- What to do -
Show the lines below where "want" occurs.
(Provided entries)
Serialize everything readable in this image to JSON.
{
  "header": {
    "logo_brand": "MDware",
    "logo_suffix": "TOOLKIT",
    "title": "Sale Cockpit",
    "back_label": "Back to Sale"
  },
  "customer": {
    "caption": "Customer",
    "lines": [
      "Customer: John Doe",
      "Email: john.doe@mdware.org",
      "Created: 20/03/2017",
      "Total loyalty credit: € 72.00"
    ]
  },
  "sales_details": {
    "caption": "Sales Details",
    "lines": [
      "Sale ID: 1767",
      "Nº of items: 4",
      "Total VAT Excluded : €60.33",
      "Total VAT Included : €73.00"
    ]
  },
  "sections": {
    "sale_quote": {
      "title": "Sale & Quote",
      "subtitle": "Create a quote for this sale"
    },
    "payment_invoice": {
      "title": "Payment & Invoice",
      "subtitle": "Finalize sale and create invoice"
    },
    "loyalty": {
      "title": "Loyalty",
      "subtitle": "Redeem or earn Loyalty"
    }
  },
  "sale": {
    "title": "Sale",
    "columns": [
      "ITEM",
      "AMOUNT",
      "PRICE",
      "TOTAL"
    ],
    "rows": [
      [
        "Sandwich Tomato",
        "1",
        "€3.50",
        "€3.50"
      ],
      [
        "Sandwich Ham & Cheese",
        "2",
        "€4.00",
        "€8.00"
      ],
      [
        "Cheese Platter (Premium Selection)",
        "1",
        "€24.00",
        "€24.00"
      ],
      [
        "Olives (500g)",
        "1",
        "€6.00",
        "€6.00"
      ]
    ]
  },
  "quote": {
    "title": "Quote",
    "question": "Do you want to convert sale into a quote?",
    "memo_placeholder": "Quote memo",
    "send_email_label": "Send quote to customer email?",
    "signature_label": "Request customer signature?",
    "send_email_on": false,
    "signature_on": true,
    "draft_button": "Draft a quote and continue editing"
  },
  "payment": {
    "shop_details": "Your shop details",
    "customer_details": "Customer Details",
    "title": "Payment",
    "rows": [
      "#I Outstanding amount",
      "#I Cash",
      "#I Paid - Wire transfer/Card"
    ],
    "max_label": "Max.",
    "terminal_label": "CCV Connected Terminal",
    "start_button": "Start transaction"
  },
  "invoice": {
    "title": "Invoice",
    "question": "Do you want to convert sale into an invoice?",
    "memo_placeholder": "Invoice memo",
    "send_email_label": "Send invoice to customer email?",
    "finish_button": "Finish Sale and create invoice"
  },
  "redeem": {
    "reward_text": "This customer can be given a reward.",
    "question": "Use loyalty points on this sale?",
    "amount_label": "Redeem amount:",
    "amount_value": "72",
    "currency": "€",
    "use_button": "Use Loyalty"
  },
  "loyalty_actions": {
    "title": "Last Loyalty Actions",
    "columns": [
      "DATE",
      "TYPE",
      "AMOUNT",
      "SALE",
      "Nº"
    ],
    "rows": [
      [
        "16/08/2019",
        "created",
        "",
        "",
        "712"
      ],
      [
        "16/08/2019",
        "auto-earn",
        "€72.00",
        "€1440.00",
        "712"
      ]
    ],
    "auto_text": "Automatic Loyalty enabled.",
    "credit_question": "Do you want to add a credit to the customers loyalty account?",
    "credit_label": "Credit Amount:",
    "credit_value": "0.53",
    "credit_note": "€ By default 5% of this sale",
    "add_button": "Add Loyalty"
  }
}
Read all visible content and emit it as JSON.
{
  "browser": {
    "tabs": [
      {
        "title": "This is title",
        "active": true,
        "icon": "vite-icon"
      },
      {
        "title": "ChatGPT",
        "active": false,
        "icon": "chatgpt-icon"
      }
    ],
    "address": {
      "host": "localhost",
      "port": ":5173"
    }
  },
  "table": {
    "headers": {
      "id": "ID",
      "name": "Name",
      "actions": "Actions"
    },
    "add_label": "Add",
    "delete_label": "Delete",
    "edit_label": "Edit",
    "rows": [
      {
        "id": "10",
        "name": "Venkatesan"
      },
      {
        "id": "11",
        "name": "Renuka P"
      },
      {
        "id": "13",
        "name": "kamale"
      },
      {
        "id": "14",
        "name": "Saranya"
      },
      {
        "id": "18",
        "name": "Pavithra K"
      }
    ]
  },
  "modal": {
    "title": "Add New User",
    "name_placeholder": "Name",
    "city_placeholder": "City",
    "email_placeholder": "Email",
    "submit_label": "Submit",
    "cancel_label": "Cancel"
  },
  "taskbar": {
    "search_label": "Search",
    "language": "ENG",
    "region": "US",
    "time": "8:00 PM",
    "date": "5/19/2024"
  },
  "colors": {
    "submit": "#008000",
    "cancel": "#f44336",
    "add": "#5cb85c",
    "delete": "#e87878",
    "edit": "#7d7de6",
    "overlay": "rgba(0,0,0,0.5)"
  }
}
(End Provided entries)
- Answer to the exercise -
    "question": "Do you want to convert sale into a quote?",
    "question": "Do you want to convert sale into an invoice?",
    "credit_question": "Do you want to add a credit to the customers loyalty account?",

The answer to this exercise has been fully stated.